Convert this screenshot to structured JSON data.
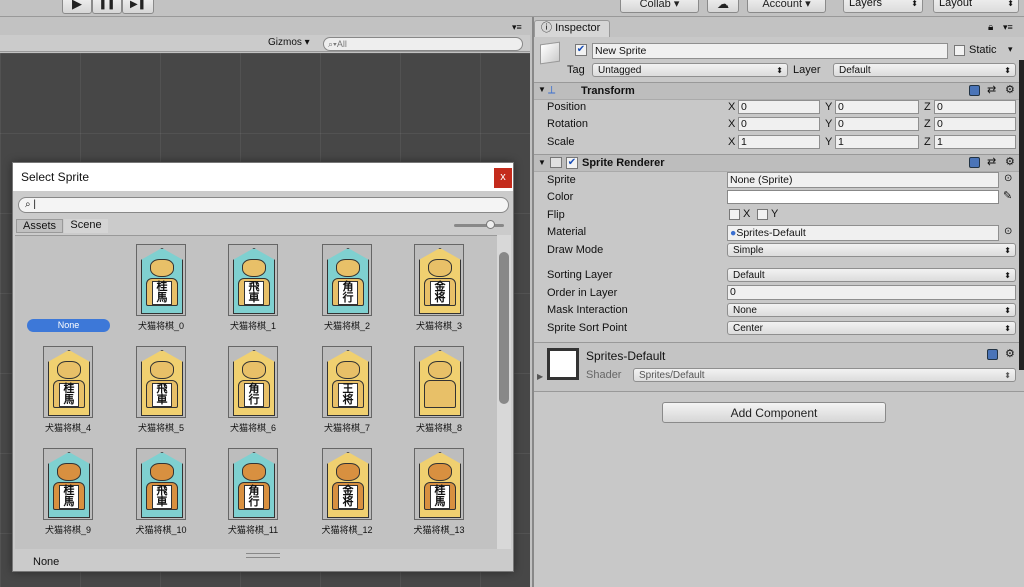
{
  "toolbar": {
    "play": "▶",
    "pause": "❚❚",
    "step": "▶❚",
    "collab": "Collab ▾",
    "account": "Account ▾",
    "layers": "Layers",
    "layout": "Layout"
  },
  "scene": {
    "gizmos": "Gizmos ▾",
    "search_placeholder": "All"
  },
  "inspector": {
    "tab": "Inspector",
    "name": "New Sprite",
    "static": "Static",
    "tag_label": "Tag",
    "tag_value": "Untagged",
    "layer_label": "Layer",
    "layer_value": "Default",
    "transform": {
      "title": "Transform",
      "rows": [
        {
          "label": "Position",
          "x": "0",
          "y": "0",
          "z": "0"
        },
        {
          "label": "Rotation",
          "x": "0",
          "y": "0",
          "z": "0"
        },
        {
          "label": "Scale",
          "x": "1",
          "y": "1",
          "z": "1"
        }
      ]
    },
    "sprite_renderer": {
      "title": "Sprite Renderer",
      "sprite_label": "Sprite",
      "sprite_value": "None (Sprite)",
      "color_label": "Color",
      "flip_label": "Flip",
      "flip_x": "X",
      "flip_y": "Y",
      "material_label": "Material",
      "material_value": "Sprites-Default",
      "draw_mode_label": "Draw Mode",
      "draw_mode_value": "Simple",
      "sorting_layer_label": "Sorting Layer",
      "sorting_layer_value": "Default",
      "order_label": "Order in Layer",
      "order_value": "0",
      "mask_label": "Mask Interaction",
      "mask_value": "None",
      "sort_point_label": "Sprite Sort Point",
      "sort_point_value": "Center"
    },
    "material": {
      "name": "Sprites-Default",
      "shader_label": "Shader",
      "shader_value": "Sprites/Default"
    },
    "add_component": "Add Component"
  },
  "dialog": {
    "title": "Select Sprite",
    "close": "x",
    "tabs": [
      "Assets",
      "Scene"
    ],
    "none_label": "None",
    "status": "None",
    "items": [
      {
        "name": "犬猫将棋_0",
        "bg": "#7fd0d0",
        "animal": "#e8c068",
        "text": "桂\n馬"
      },
      {
        "name": "犬猫将棋_1",
        "bg": "#7fd0d0",
        "animal": "#e8c068",
        "text": "飛\n車"
      },
      {
        "name": "犬猫将棋_2",
        "bg": "#7fd0d0",
        "animal": "#e8c068",
        "text": "角\n行"
      },
      {
        "name": "犬猫将棋_3",
        "bg": "#f0d070",
        "animal": "#e8c068",
        "text": "金\n将"
      },
      {
        "name": "犬猫将棋_4",
        "bg": "#f0d070",
        "animal": "#e8c068",
        "text": "桂\n馬"
      },
      {
        "name": "犬猫将棋_5",
        "bg": "#f0d070",
        "animal": "#e8c068",
        "text": "飛\n車"
      },
      {
        "name": "犬猫将棋_6",
        "bg": "#f0d070",
        "animal": "#e8c068",
        "text": "角\n行"
      },
      {
        "name": "犬猫将棋_7",
        "bg": "#f0d070",
        "animal": "#e8c068",
        "text": "王\n将"
      },
      {
        "name": "犬猫将棋_8",
        "bg": "#f0d070",
        "animal": "#e8c068",
        "text": ""
      },
      {
        "name": "犬猫将棋_9",
        "bg": "#7fd0d0",
        "animal": "#d89040",
        "text": "桂\n馬"
      },
      {
        "name": "犬猫将棋_10",
        "bg": "#7fd0d0",
        "animal": "#d89040",
        "text": "飛\n車"
      },
      {
        "name": "犬猫将棋_11",
        "bg": "#7fd0d0",
        "animal": "#d89040",
        "text": "角\n行"
      },
      {
        "name": "犬猫将棋_12",
        "bg": "#f0d070",
        "animal": "#d89040",
        "text": "金\n将"
      },
      {
        "name": "犬猫将棋_13",
        "bg": "#f0d070",
        "animal": "#d89040",
        "text": "桂\n馬"
      }
    ]
  }
}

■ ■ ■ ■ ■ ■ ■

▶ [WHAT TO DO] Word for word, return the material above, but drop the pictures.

▶ [FINISHED TASK]
Convert this screenshot to structured JSON data.
{
  "toolbar": {
    "play": "▶",
    "pause": "❚❚",
    "step": "▶❚",
    "collab": "Collab ▾",
    "account": "Account ▾",
    "layers": "Layers",
    "layout": "Layout"
  },
  "scene": {
    "gizmos": "Gizmos ▾",
    "search_placeholder": "All"
  },
  "inspector": {
    "tab": "Inspector",
    "name": "New Sprite",
    "static": "Static",
    "tag_label": "Tag",
    "tag_value": "Untagged",
    "layer_label": "Layer",
    "layer_value": "Default",
    "transform": {
      "title": "Transform",
      "rows": [
        {
          "label": "Position",
          "x": "0",
          "y": "0",
          "z": "0"
        },
        {
          "label": "Rotation",
          "x": "0",
          "y": "0",
          "z": "0"
        },
        {
          "label": "Scale",
          "x": "1",
          "y": "1",
          "z": "1"
        }
      ]
    },
    "sprite_renderer": {
      "title": "Sprite Renderer",
      "sprite_label": "Sprite",
      "sprite_value": "None (Sprite)",
      "color_label": "Color",
      "flip_label": "Flip",
      "flip_x": "X",
      "flip_y": "Y",
      "material_label": "Material",
      "material_value": "Sprites-Default",
      "draw_mode_label": "Draw Mode",
      "draw_mode_value": "Simple",
      "sorting_layer_label": "Sorting Layer",
      "sorting_layer_value": "Default",
      "order_label": "Order in Layer",
      "order_value": "0",
      "mask_label": "Mask Interaction",
      "mask_value": "None",
      "sort_point_label": "Sprite Sort Point",
      "sort_point_value": "Center"
    },
    "material": {
      "name": "Sprites-Default",
      "shader_label": "Shader",
      "shader_value": "Sprites/Default"
    },
    "add_component": "Add Component"
  },
  "dialog": {
    "title": "Select Sprite",
    "close": "x",
    "tabs": [
      "Assets",
      "Scene"
    ],
    "none_label": "None",
    "status": "None",
    "items": [
      {
        "name": "犬猫将棋_0",
        "bg": "#7fd0d0",
        "animal": "#e8c068",
        "text": "桂\n馬"
      },
      {
        "name": "犬猫将棋_1",
        "bg": "#7fd0d0",
        "animal": "#e8c068",
        "text": "飛\n車"
      },
      {
        "name": "犬猫将棋_2",
        "bg": "#7fd0d0",
        "animal": "#e8c068",
        "text": "角\n行"
      },
      {
        "name": "犬猫将棋_3",
        "bg": "#f0d070",
        "animal": "#e8c068",
        "text": "金\n将"
      },
      {
        "name": "犬猫将棋_4",
        "bg": "#f0d070",
        "animal": "#e8c068",
        "text": "桂\n馬"
      },
      {
        "name": "犬猫将棋_5",
        "bg": "#f0d070",
        "animal": "#e8c068",
        "text": "飛\n車"
      },
      {
        "name": "犬猫将棋_6",
        "bg": "#f0d070",
        "animal": "#e8c068",
        "text": "角\n行"
      },
      {
        "name": "犬猫将棋_7",
        "bg": "#f0d070",
        "animal": "#e8c068",
        "text": "王\n将"
      },
      {
        "name": "犬猫将棋_8",
        "bg": "#f0d070",
        "animal": "#e8c068",
        "text": ""
      },
      {
        "name": "犬猫将棋_9",
        "bg": "#7fd0d0",
        "animal": "#d89040",
        "text": "桂\n馬"
      },
      {
        "name": "犬猫将棋_10",
        "bg": "#7fd0d0",
        "animal": "#d89040",
        "text": "飛\n車"
      },
      {
        "name": "犬猫将棋_11",
        "bg": "#7fd0d0",
        "animal": "#d89040",
        "text": "角\n行"
      },
      {
        "name": "犬猫将棋_12",
        "bg": "#f0d070",
        "animal": "#d89040",
        "text": "金\n将"
      },
      {
        "name": "犬猫将棋_13",
        "bg": "#f0d070",
        "animal": "#d89040",
        "text": "桂\n馬"
      }
    ]
  }
}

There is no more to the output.